*** Block opens ***

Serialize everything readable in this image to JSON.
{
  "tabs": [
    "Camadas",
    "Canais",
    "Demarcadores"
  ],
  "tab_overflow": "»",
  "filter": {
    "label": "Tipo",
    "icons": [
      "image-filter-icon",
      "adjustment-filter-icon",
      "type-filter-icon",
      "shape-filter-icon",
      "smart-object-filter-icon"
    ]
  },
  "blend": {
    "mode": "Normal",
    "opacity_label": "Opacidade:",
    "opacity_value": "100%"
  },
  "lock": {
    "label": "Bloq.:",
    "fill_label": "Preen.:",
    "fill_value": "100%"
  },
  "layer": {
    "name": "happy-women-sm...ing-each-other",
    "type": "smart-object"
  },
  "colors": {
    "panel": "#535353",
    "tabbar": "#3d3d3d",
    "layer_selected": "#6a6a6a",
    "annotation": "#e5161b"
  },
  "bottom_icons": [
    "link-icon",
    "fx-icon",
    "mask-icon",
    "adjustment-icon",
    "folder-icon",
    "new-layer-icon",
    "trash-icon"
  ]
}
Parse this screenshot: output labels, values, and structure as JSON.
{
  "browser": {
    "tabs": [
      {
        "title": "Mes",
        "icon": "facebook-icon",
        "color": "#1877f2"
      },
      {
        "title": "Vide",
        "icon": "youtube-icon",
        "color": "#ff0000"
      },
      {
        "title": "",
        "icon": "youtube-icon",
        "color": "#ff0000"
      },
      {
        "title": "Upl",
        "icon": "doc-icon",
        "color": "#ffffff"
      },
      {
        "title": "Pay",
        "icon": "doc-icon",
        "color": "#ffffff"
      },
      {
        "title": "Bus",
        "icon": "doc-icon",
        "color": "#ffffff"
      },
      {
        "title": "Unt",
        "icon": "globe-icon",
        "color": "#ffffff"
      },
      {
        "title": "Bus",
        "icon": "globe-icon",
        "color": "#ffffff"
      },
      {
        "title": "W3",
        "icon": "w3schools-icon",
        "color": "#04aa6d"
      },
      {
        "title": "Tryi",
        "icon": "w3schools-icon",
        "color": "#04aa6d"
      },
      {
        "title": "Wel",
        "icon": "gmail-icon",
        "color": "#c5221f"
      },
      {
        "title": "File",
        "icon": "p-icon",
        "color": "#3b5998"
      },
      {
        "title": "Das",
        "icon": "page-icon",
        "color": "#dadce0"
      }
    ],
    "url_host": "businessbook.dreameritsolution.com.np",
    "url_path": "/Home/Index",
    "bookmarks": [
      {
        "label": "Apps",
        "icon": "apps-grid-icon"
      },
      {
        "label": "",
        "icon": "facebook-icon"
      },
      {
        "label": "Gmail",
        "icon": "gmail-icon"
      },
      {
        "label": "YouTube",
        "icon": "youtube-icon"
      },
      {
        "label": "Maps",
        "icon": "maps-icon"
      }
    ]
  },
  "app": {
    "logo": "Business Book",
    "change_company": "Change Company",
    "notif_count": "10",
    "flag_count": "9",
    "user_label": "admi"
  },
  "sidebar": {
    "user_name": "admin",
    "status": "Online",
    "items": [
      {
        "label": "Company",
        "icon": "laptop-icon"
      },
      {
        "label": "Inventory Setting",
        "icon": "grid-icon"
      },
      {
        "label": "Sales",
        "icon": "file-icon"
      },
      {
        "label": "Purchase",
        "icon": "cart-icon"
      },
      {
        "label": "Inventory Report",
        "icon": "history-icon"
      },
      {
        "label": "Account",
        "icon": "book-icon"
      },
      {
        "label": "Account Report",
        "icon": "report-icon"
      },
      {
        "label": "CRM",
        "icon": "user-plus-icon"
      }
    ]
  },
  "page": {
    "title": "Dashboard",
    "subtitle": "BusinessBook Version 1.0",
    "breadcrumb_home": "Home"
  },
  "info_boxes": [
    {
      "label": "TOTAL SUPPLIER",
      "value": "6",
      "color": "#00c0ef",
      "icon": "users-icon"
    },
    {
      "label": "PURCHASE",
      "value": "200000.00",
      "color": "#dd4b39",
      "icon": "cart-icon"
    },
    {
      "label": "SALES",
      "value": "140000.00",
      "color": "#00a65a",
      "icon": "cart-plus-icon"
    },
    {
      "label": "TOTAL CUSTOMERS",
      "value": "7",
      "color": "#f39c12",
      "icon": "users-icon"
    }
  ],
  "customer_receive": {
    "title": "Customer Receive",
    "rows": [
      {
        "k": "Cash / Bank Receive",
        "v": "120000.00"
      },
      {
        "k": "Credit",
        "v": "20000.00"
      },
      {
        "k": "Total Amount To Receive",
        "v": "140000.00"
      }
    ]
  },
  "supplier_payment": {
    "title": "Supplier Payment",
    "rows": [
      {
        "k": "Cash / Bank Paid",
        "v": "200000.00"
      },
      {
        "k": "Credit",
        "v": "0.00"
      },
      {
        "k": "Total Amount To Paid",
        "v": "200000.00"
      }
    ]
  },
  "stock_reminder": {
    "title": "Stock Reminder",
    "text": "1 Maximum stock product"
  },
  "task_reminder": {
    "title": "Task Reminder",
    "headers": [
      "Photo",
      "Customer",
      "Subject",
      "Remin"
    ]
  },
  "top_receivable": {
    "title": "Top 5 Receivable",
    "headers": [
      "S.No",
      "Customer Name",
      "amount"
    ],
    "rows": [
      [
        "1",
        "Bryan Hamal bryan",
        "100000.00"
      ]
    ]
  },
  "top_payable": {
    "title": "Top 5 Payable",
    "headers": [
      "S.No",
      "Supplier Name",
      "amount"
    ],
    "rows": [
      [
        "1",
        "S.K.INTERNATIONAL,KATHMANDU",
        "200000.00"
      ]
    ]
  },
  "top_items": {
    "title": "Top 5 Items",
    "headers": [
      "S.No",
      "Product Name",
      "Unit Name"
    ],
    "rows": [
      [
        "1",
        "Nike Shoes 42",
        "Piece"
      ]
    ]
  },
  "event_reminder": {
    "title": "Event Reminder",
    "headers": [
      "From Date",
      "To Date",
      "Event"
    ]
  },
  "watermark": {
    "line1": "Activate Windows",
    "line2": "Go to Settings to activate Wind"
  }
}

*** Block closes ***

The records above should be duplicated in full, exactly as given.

Reply to the exercise:
Serialize everything readable in this image to JSON.
{
  "tabs": [
    "Camadas",
    "Canais",
    "Demarcadores"
  ],
  "tab_overflow": "»",
  "filter": {
    "label": "Tipo",
    "icons": [
      "image-filter-icon",
      "adjustment-filter-icon",
      "type-filter-icon",
      "shape-filter-icon",
      "smart-object-filter-icon"
    ]
  },
  "blend": {
    "mode": "Normal",
    "opacity_label": "Opacidade:",
    "opacity_value": "100%"
  },
  "lock": {
    "label": "Bloq.:",
    "fill_label": "Preen.:",
    "fill_value": "100%"
  },
  "layer": {
    "name": "happy-women-sm...ing-each-other",
    "type": "smart-object"
  },
  "colors": {
    "panel": "#535353",
    "tabbar": "#3d3d3d",
    "layer_selected": "#6a6a6a",
    "annotation": "#e5161b"
  },
  "bottom_icons": [
    "link-icon",
    "fx-icon",
    "mask-icon",
    "adjustment-icon",
    "folder-icon",
    "new-layer-icon",
    "trash-icon"
  ]
}
Parse this screenshot: output labels, values, and structure as JSON.
{
  "browser": {
    "tabs": [
      {
        "title": "Mes",
        "icon": "facebook-icon",
        "color": "#1877f2"
      },
      {
        "title": "Vide",
        "icon": "youtube-icon",
        "color": "#ff0000"
      },
      {
        "title": "",
        "icon": "youtube-icon",
        "color": "#ff0000"
      },
      {
        "title": "Upl",
        "icon": "doc-icon",
        "color": "#ffffff"
      },
      {
        "title": "Pay",
        "icon": "doc-icon",
        "color": "#ffffff"
      },
      {
        "title": "Bus",
        "icon": "doc-icon",
        "color": "#ffffff"
      },
      {
        "title": "Unt",
        "icon": "globe-icon",
        "color": "#ffffff"
      },
      {
        "title": "Bus",
        "icon": "globe-icon",
        "color": "#ffffff"
      },
      {
        "title": "W3",
        "icon": "w3schools-icon",
        "color": "#04aa6d"
      },
      {
        "title": "Tryi",
        "icon": "w3schools-icon",
        "color": "#04aa6d"
      },
      {
        "title": "Wel",
        "icon": "gmail-icon",
        "color": "#c5221f"
      },
      {
        "title": "File",
        "icon": "p-icon",
        "color": "#3b5998"
      },
      {
        "title": "Das",
        "icon": "page-icon",
        "color": "#dadce0"
      }
    ],
    "url_host": "businessbook.dreameritsolution.com.np",
    "url_path": "/Home/Index",
    "bookmarks": [
      {
        "label": "Apps",
        "icon": "apps-grid-icon"
      },
      {
        "label": "",
        "icon": "facebook-icon"
      },
      {
        "label": "Gmail",
        "icon": "gmail-icon"
      },
      {
        "label": "YouTube",
        "icon": "youtube-icon"
      },
      {
        "label": "Maps",
        "icon": "maps-icon"
      }
    ]
  },
  "app": {
    "logo": "Business Book",
    "change_company": "Change Company",
    "notif_count": "10",
    "flag_count": "9",
    "user_label": "admi"
  },
  "sidebar": {
    "user_name": "admin",
    "status": "Online",
    "items": [
      {
        "label": "Company",
        "icon": "laptop-icon"
      },
      {
        "label": "Inventory Setting",
        "icon": "grid-icon"
      },
      {
        "label": "Sales",
        "icon": "file-icon"
      },
      {
        "label": "Purchase",
        "icon": "cart-icon"
      },
      {
        "label": "Inventory Report",
        "icon": "history-icon"
      },
      {
        "label": "Account",
        "icon": "book-icon"
      },
      {
        "label": "Account Report",
        "icon": "report-icon"
      },
      {
        "label": "CRM",
        "icon": "user-plus-icon"
      }
    ]
  },
  "page": {
    "title": "Dashboard",
    "subtitle": "BusinessBook Version 1.0",
    "breadcrumb_home": "Home"
  },
  "info_boxes": [
    {
      "label": "TOTAL SUPPLIER",
      "value": "6",
      "color": "#00c0ef",
      "icon": "users-icon"
    },
    {
      "label": "PURCHASE",
      "value": "200000.00",
      "color": "#dd4b39",
      "icon": "cart-icon"
    },
    {
      "label": "SALES",
      "value": "140000.00",
      "color": "#00a65a",
      "icon": "cart-plus-icon"
    },
    {
      "label": "TOTAL CUSTOMERS",
      "value": "7",
      "color": "#f39c12",
      "icon": "users-icon"
    }
  ],
  "customer_receive": {
    "title": "Customer Receive",
    "rows": [
      {
        "k": "Cash / Bank Receive",
        "v": "120000.00"
      },
      {
        "k": "Credit",
        "v": "20000.00"
      },
      {
        "k": "Total Amount To Receive",
        "v": "140000.00"
      }
    ]
  },
  "supplier_payment": {
    "title": "Supplier Payment",
    "rows": [
      {
        "k": "Cash / Bank Paid",
        "v": "200000.00"
      },
      {
        "k": "Credit",
        "v": "0.00"
      },
      {
        "k": "Total Amount To Paid",
        "v": "200000.00"
      }
    ]
  },
  "stock_reminder": {
    "title": "Stock Reminder",
    "text": "1 Maximum stock product"
  },
  "task_reminder": {
    "title": "Task Reminder",
    "headers": [
      "Photo",
      "Customer",
      "Subject",
      "Remin"
    ]
  },
  "top_receivable": {
    "title": "Top 5 Receivable",
    "headers": [
      "S.No",
      "Customer Name",
      "amount"
    ],
    "rows": [
      [
        "1",
        "Bryan Hamal bryan",
        "100000.00"
      ]
    ]
  },
  "top_payable": {
    "title": "Top 5 Payable",
    "headers": [
      "S.No",
      "Supplier Name",
      "amount"
    ],
    "rows": [
      [
        "1",
        "S.K.INTERNATIONAL,KATHMANDU",
        "200000.00"
      ]
    ]
  },
  "top_items": {
    "title": "Top 5 Items",
    "headers": [
      "S.No",
      "Product Name",
      "Unit Name"
    ],
    "rows": [
      [
        "1",
        "Nike Shoes 42",
        "Piece"
      ]
    ]
  },
  "event_reminder": {
    "title": "Event Reminder",
    "headers": [
      "From Date",
      "To Date",
      "Event"
    ]
  },
  "watermark": {
    "line1": "Activate Windows",
    "line2": "Go to Settings to activate Wind"
  }
}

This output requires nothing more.